Was a song that transformed the most on the record. It started as acoustic guitar and piano. It was the song that I was the most surprised by and I think probably most people will be surprised by. Thomas and I had been living with the original version for a couple of years by the time Annie heard the tune. She almost immediately thought this should be a dance track. I’m so happy she heard that. I love this song to dance to.
FIRE IN ME
I wrote about that feeling about the part of you that can do anything. That strength, that fire, that energy to do and to change. It’s very glam rock. It’s that fire in your belly song — the ability to be, or do, anything one wants. The strings on the song that Thomas arranged really took it into a ‘Bond’ like world. Whilst the rest of the song is just pure energy.
Easy is about being with someone you deeply care about but not being the right person for them. I wish that I was easier for you.
The sound of the song feels easy but it’s a sad song. The verses from Easy were originally sung. The melody from that original verse now sits pitch-shifted up and dancing above the spoken word verses. After I used spoken word on Dance, it felt that Easy would also benefit from a more direct telling of the verses. But we all missed the melody. So, Thomas took the original verse vocal and placed it above the speaking. I love how this effect works.
Also, a beautiful feature from Annie on the bridge harmony vocals. Truly magnificent her voice.
Queen is a strong track for me. I remember writing this when I had pretty low self-worth and was happy picking up whatever scraps were lying around. It was a real light bulb moment. Oh, I don’t need that. It’s wild how easy it is to forget. It’s about selling yourself short. Realising that you don’t have to feed off the scraps of other people’s love to survive.

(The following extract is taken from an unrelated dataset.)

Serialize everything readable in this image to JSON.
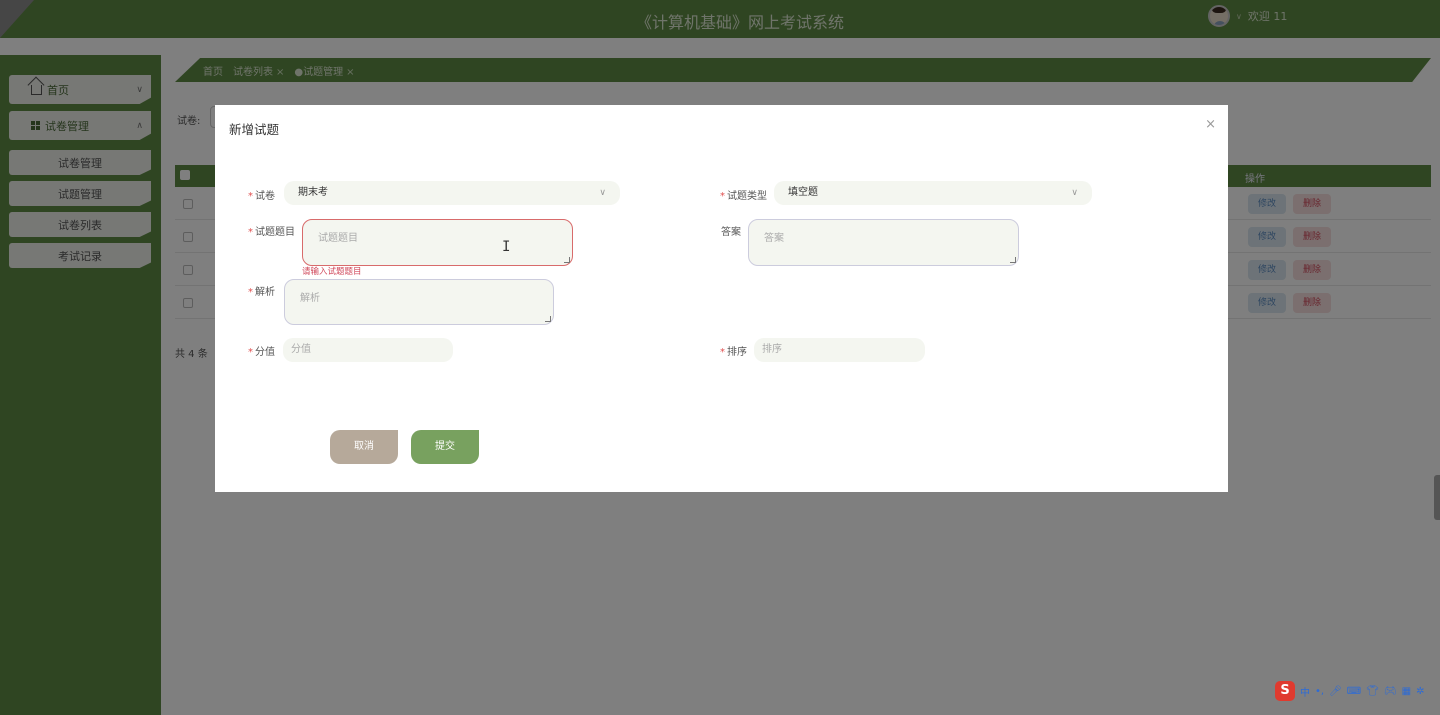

I loved the imagery of the song. ‘I’m dressed like a queen begging in the streets.'
Beautiful fretless bass playing inspired by Jaco Pastorius… the song is very sexy. A very deep and base emotion.
The darkness of Unreal has a hidden sweetness to it. I wrote this song for Thomas one night at his studio in New York when he left me for a couple of hours. I wanted to give him something when he got back. I was so happy in his space, so at home. Making sounds, being in the studio… just having the experience for the fun of it.
The song transformed over time whilst we worked on it together. It started to speak, with all its alien sample sounds to the experience of feeling isolated in a relationship. Like you feel like you can never quite be real and be yourself.
I AM NO ONE
I wrote this song over ten years ago. It has lived with me, but I didn’t have a home for it. Had a recording of it from years back but I wasn’t in love with it. In the winter of 2019 in New York, Sam Amidon, Leigh Fisher, James Gilligan, and Thomas Bartlett were in the studio with me making a Christmas record. We recorded some original songs as well during those weeks. This song came to life. The pedal steel is so beautiful… the way it felt. Felt good to end a summer record with a winter song.
I Am No One is When you have let someone down, let yourself down. and you really, in that moment don’t matter or exist. It was very me to end on a sad note.